That has Howie’s office in Arkansas worried about completing the challenge process, grant awards, and state rulemaking before the deadline

“The one year, arbitrary timeline that we’re all under at the moment is a huge concern for us,” he said.

Taking time on the initial proposal deadlines is helping states with smaller and newer broadband offices, like Bullard’s office in New Jersey, she said, learn from other states and prepare for the task ahead of them.

“Our plan will be submitted December 27, probably at 11:59,” she said. “It’s giving us some more time for that investment. We’re learning more about our counties… we’re connecting with our community anchor institutions.” 

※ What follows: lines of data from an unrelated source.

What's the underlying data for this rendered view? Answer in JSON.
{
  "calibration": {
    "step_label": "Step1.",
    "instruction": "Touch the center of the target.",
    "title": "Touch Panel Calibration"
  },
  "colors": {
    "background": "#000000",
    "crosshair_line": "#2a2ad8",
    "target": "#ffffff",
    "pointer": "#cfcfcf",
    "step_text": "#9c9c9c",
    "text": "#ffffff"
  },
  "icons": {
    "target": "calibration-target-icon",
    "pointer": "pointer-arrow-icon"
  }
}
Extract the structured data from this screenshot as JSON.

If you missed the BEAD Implementation Summit, sign up for Broadband Breakfast’s BEAD Starter Pack for $35/month (cancel anytime). You’ll get access to all the videos and each of the three Breakfast Club reports prepared for the BEAD Implementation Summit:

Already a Broadband Breakfast Club member? Watch the videos!

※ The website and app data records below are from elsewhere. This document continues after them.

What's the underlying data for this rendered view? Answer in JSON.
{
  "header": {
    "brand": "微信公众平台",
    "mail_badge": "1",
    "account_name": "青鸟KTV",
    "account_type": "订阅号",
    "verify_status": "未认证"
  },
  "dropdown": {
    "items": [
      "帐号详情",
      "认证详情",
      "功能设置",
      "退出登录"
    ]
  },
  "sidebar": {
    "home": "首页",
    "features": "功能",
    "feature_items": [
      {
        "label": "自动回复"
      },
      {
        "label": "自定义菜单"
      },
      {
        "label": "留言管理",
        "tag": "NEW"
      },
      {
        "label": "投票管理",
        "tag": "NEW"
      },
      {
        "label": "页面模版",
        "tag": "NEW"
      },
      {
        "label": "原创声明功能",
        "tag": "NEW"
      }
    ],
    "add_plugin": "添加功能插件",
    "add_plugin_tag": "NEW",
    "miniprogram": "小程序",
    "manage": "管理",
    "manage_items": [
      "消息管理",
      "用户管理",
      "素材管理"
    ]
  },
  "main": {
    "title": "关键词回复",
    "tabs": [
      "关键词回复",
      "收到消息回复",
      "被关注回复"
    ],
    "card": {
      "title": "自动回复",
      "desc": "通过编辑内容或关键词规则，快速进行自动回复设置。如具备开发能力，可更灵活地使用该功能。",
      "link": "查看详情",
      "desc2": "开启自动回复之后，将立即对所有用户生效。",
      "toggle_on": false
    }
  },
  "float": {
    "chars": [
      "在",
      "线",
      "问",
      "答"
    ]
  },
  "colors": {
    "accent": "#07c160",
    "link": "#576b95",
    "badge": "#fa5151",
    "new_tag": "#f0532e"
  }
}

Continue Reading


Michigan Island Asks FCC to Require Fiber for Some Carriers

Missing out on BEAD-funded fiber could ‘materially impair’ the Beaver Island’s ability to compete, a local committee argued.



Photo of Beaver Island from the Beaver Island Boat Company.

WASHINGTON, September 22, 2023 – A small Michigan island, Beaver Island, is asking the Federal Communications Commission to require broadband carriers receiving legacy federal funds to lay fiber-optic cable, or face competition from other providers.

The 55-square mile island is the largest in Lake Michigan and had a population of 616, according to the 2021 American Community Survey from the U.S. Census Bureau.

Beaver Island’s Joint Telecommunications Advisory Committee made the request in a September 18 filing to the FCC asking that the commission reconsider its adoption of the Enhanced Alternative Connect America Cost Model, or Enhanced ACAM. That model updates the previous allocation of federal money from the Universal Service Fund to internet providers in rural areas.

The model makes $13.5 billion available through 2028. It allows carriers to continue receiving funding if they upgrade or continue to provide service at 100 Megabit per second (Mbps) upload by 20 Mbps download – regardless of the technology they use to do so.

This, the island’s committee says, will prevent the island from being reached with fiber-optic cable, the highest capacity, most future-proof broadband technology. The Broadband Equity, Access and Deployment program, established in 2021, allocates $42.5 billion for states to expand broadband infrastructure, but disqualifies areas already served by federal funding.

Michigan’s broadband office estimated its portion BEAD funding could provide fiber-based internet to every location in the state currently receiving less than 100 * 20 Mbps service. That covers all of Beaver Island. But the island expects its providers will take the Enhanced ACAM  money and update their older, copper-based equipment to meet speed requirements rather than compete at auction for BEAD grants to build fiber.

“Rather than assuring [sic] those areas affected by the Order will receive adequate service,” the filing reads, referring to the commission’s official adoption of the new model on September 1, “the Order instead all but guarantees they will receive a service that will quickly become outdated.”

The committee  said in its filing that in order for an Enhanced ACAM recipient to prevent an area from being eligible for BEAD funding, it should be required by the FCC to use fiber.

Providers have until September 29 to accept or deny Enhanced ACAM funding.

Continue Reading

Signup for Broadband Breakfast News

Broadband Breakfast Research Partner